Occasionally, however, the different facets of diversity and inclusion can collide – as the Manly Warringah Sea Eagles recently discovered. The Australian rugby club faced significant backlash after unveiling a pride jersey to promote LGBTQ+ inclusion in sport, with almost half their team boycotting a key match on the basis that they could not wear the jersey because of their religious and cultural beliefs.
The club has apologised for the ‘poor execution’ of the initiative, saying that players and coaching staff should have been informed and consulted beforehand and noting that the resulting furore had caused significant discomfort and pain for many people, including the LGBTQ+ community they had been trying to support.
The story serves as a reminder of the complexities of managing employees who have different (and potentially conflicting) protected characteristics.
An employee’s religion or philosophical beliefs are protected under the UK Equality Act, in the same way as sexual orientation, gender, race and all other protected characteristics.
The case law so far has demonstrated that a wide range of beliefs will be legally protected including ethical veganism; a strongly held belief about climate change and the environment; Scottish independence; anti-fox hunting; and – following the recent and highly publicised decision in Forstater v CGD Europe – ‘gender critical’ views.
Employees are entitled to a religion or belief that is ‘worthy of respect in a democratic society’, even where it might be controversial or ‘profoundly offensive’ to others.

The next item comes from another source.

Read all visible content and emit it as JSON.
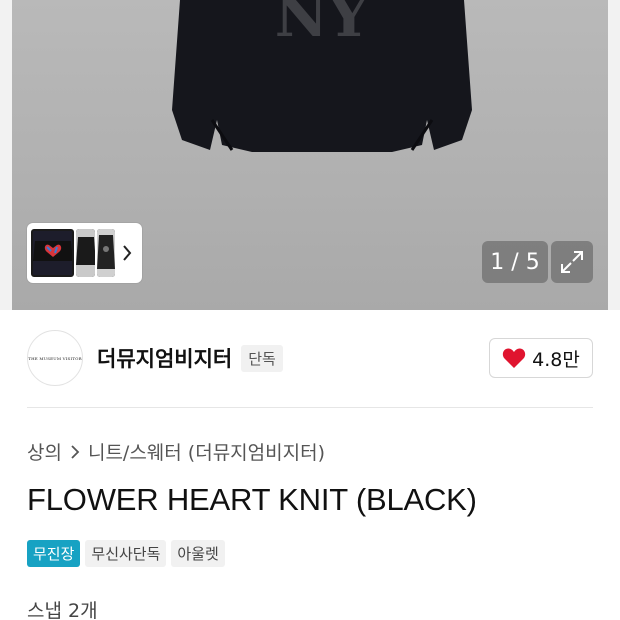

It is easy to see, then, how the religion or belief of one employee may clash with the protected characteristics of another. So far, we have seen this most commonly in the interaction between one person’s religious beliefs and another’s sexual orientation. However, as an increasing number of beliefs are confirmed to be worthy of legal protection, there is even greater scope for collision.
Clearly, this is a delicate balance for employers to strike. While there is no right not to be offended, employees are entitled to be protected from harassment and discrimination and an employer can be held vicariously liable for the actions of other employees.
For employers dealing with the moral and legal maze these issues present, the key takeaway is to act in a proportionate manner while respecting the rights of all involved.
Employers should ensure there is no hierarchy of protected characteristics under UK law. A range of beliefs are considered worthy of protection and businesses should not try to make value judgements as to which belief or other protected characteristic should be given greater weight.
Importantly, while employees are entitled to their religion or belief, they do not have carte blanche to express them in a manner that negatively impacts upon others. Any inappropriate manifestation of their belief (such as discriminatory comments or actions) will not be protected.
Employers should feel empowered to take action then, where the outward expression of a protected belief is resulting in the hostile or humiliating treatment of other employees. In doing so, they should take care to focus on the conduct itself, as opposed to any religion or belief at the root of it. A tightly drafted disciplinary and social media policy will form a key element of that strategy, as will ensuring that policies are applied consistently and fairly.
Employers should pay attention to this evolving area and be alert to the fact that a wide and ever-increasing range of employee beliefs may be protected.
Within the sports sector, it is interesting to note the approach of the Arizona Cardinals NFL team, which has a contractual requirement with its star player, Kyler Murray, that he undertake four hours of game study per week. The question arises then as to whether mandated EDI training could become a contractual term required of sports players who may find themselves on the receiving end of discrimination, or find themselves accused of improper behaviours because of a lack of knowledge and understanding.
First published in People Management.
25 August 2022